TASK
Filter the records below down to lines containing "views".

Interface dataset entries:
Segment Open

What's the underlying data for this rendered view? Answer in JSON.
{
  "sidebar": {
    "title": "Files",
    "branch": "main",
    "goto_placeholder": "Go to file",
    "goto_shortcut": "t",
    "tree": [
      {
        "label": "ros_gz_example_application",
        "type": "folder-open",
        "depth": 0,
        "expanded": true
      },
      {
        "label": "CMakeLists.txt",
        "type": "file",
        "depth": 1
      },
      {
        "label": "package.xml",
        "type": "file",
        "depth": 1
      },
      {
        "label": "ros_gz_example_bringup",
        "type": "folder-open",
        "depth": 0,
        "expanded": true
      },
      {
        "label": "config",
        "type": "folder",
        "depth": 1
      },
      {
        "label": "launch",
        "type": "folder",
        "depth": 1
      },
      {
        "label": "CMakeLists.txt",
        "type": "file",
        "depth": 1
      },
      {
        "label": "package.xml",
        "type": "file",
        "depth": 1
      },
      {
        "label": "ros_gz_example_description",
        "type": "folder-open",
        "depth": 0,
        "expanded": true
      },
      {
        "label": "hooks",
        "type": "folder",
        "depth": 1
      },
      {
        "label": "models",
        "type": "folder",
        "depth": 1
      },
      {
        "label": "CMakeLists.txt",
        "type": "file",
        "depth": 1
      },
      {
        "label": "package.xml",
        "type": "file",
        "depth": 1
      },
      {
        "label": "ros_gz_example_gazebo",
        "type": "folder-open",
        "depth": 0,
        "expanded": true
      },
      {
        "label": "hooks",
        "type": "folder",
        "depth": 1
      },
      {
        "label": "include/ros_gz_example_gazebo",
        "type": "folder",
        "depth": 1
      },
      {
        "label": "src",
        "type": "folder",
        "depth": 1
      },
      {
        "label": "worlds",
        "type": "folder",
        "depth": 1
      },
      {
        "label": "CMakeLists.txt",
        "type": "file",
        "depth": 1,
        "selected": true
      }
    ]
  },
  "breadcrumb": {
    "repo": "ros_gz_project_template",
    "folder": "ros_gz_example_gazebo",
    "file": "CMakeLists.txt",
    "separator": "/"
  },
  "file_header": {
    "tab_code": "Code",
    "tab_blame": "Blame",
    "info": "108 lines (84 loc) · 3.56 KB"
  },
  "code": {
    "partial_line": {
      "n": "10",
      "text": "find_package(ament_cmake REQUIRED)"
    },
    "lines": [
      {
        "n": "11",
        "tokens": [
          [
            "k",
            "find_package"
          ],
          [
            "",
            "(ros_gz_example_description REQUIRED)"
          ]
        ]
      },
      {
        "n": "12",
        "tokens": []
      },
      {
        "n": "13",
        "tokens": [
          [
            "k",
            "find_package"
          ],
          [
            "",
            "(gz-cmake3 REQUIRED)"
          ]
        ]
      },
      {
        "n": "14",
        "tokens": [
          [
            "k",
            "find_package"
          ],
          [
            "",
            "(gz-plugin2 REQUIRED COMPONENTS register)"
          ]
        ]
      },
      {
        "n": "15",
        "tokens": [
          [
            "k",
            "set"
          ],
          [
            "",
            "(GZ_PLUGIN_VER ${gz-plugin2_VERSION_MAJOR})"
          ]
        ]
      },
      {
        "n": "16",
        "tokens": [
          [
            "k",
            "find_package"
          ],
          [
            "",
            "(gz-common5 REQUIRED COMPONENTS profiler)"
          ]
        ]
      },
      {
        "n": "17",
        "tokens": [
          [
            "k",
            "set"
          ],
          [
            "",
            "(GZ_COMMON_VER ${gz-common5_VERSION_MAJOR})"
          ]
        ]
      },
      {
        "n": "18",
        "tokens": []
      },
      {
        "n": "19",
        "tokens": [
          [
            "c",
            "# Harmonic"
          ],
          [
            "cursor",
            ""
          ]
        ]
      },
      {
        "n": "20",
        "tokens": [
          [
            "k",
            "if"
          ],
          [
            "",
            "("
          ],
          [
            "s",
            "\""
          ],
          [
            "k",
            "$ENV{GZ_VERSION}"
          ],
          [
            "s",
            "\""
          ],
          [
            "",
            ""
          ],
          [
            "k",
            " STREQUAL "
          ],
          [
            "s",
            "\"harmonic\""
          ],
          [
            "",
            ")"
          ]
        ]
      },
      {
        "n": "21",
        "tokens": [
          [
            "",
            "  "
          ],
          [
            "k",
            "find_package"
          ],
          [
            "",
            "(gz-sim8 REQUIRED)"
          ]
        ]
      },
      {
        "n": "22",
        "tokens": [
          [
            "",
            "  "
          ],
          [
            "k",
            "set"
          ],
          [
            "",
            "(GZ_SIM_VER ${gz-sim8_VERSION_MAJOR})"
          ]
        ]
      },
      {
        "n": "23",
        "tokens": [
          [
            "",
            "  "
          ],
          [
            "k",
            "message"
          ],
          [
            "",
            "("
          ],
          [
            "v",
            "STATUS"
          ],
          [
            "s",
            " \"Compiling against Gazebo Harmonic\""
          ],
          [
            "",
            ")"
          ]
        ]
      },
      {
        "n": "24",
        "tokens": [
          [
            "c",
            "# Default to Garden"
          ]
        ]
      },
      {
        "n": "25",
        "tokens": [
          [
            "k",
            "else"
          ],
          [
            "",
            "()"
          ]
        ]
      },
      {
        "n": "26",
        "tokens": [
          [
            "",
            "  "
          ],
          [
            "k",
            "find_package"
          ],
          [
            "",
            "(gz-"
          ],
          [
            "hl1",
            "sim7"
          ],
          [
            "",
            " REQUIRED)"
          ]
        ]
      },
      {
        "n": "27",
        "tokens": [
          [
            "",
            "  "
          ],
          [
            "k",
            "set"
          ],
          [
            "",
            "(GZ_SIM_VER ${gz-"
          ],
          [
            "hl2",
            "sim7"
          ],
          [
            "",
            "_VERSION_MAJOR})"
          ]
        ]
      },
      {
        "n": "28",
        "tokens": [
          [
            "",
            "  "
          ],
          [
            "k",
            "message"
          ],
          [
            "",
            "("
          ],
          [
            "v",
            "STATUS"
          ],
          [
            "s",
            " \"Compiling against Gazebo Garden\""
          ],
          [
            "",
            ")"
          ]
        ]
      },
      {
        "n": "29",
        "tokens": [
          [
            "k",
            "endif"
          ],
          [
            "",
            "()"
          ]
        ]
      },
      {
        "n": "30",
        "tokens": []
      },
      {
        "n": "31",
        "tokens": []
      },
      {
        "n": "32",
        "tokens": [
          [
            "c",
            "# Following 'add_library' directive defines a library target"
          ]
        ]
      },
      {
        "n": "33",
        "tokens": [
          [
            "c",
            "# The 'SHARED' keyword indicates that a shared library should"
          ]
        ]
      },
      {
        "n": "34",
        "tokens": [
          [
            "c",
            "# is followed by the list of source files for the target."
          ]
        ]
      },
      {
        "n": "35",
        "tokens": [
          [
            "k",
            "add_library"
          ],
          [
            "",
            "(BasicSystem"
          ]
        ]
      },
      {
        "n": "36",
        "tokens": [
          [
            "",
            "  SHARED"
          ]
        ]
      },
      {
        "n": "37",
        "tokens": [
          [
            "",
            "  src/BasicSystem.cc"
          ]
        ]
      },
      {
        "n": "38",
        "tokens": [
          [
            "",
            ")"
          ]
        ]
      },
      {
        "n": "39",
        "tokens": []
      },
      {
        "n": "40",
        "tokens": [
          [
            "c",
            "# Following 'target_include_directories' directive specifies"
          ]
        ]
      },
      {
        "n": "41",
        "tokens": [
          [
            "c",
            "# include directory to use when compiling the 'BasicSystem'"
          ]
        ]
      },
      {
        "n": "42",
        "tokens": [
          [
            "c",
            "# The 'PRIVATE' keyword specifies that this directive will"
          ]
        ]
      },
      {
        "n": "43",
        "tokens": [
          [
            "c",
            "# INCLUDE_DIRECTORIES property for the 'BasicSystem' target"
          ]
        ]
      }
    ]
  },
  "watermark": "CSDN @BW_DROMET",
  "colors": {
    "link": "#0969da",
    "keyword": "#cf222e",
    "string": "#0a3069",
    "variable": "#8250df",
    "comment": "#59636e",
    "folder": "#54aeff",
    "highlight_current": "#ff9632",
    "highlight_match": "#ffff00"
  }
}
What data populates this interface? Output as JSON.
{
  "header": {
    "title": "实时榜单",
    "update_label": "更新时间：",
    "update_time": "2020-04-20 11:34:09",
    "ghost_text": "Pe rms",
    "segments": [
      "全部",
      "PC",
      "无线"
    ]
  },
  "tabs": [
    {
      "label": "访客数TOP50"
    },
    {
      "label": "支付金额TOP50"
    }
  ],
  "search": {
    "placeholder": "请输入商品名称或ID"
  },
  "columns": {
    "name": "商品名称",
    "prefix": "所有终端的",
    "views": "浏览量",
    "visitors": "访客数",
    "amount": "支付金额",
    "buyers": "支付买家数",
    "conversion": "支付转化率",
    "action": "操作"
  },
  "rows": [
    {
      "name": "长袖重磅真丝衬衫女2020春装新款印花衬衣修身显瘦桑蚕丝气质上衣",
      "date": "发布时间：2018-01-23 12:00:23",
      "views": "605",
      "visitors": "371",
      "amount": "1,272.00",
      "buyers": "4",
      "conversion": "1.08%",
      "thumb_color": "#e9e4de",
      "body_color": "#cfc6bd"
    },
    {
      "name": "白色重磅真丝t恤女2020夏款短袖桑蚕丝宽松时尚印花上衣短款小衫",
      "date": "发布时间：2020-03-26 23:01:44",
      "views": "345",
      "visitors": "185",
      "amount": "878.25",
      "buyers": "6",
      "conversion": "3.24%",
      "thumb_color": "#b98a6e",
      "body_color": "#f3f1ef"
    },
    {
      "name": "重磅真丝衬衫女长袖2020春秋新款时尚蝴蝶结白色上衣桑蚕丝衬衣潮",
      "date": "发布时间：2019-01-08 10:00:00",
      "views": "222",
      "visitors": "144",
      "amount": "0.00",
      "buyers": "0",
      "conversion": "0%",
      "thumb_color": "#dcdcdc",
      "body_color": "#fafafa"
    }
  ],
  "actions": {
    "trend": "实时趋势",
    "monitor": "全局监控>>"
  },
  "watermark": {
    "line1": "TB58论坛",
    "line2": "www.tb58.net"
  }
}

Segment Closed

ANSWER
    "views": "浏览量",
      "views": "605",
      "views": "345",
      "views": "222",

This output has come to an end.